For more than two decades, researchers have been gathering evidence to determine whether there are connections between access to healthy food and decreased obesity rates and other diet-related diseases.
In general, research shows that when communities have access to affordable, healthy foods, residents purchase and consume healthier foods over time. But improving access to healthy foods, especially in lower-income communities and communities of color in both rural and urban settings goes beyond improving diet and health outcomes: Bringing new food outlets into underserved areas also can provide an economic stimulus in communities that may need it most.
In addition to helping communities improve residents’ health, increasing access to healthy foods confers equally important economic benefits, including providing new jobs and job training programs, increasing wages, creating new tax revenues, stimulating local economic activity, and improving the viability of neighborhood retail districts.
Strategies to increase access to healthy foods have the potential to provide significant economic stimulus and community development, which is especially important during economic downturns. Healthy food access is, and should continue to be, an effective tactic for boosting economic and community vitality.

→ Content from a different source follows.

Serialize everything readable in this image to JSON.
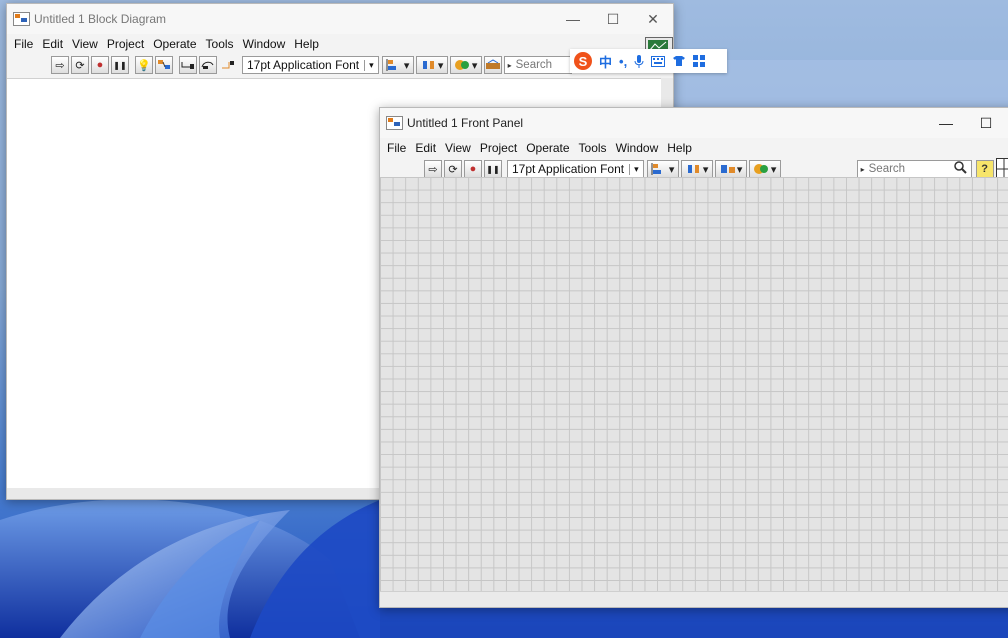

For decades, both economic and social barriers have prevented many healthy food retailers from entering underserved communities, where the economic benefits that these retailers bring are most needed. However, the tide is starting to turn, as programs offering incentives to retailers, consumers, and producers are providing the encouragement needed to overcome some of these historical barriers. These initiatives often demonstrate positive economic impacts with just a small amount of initial seed capital.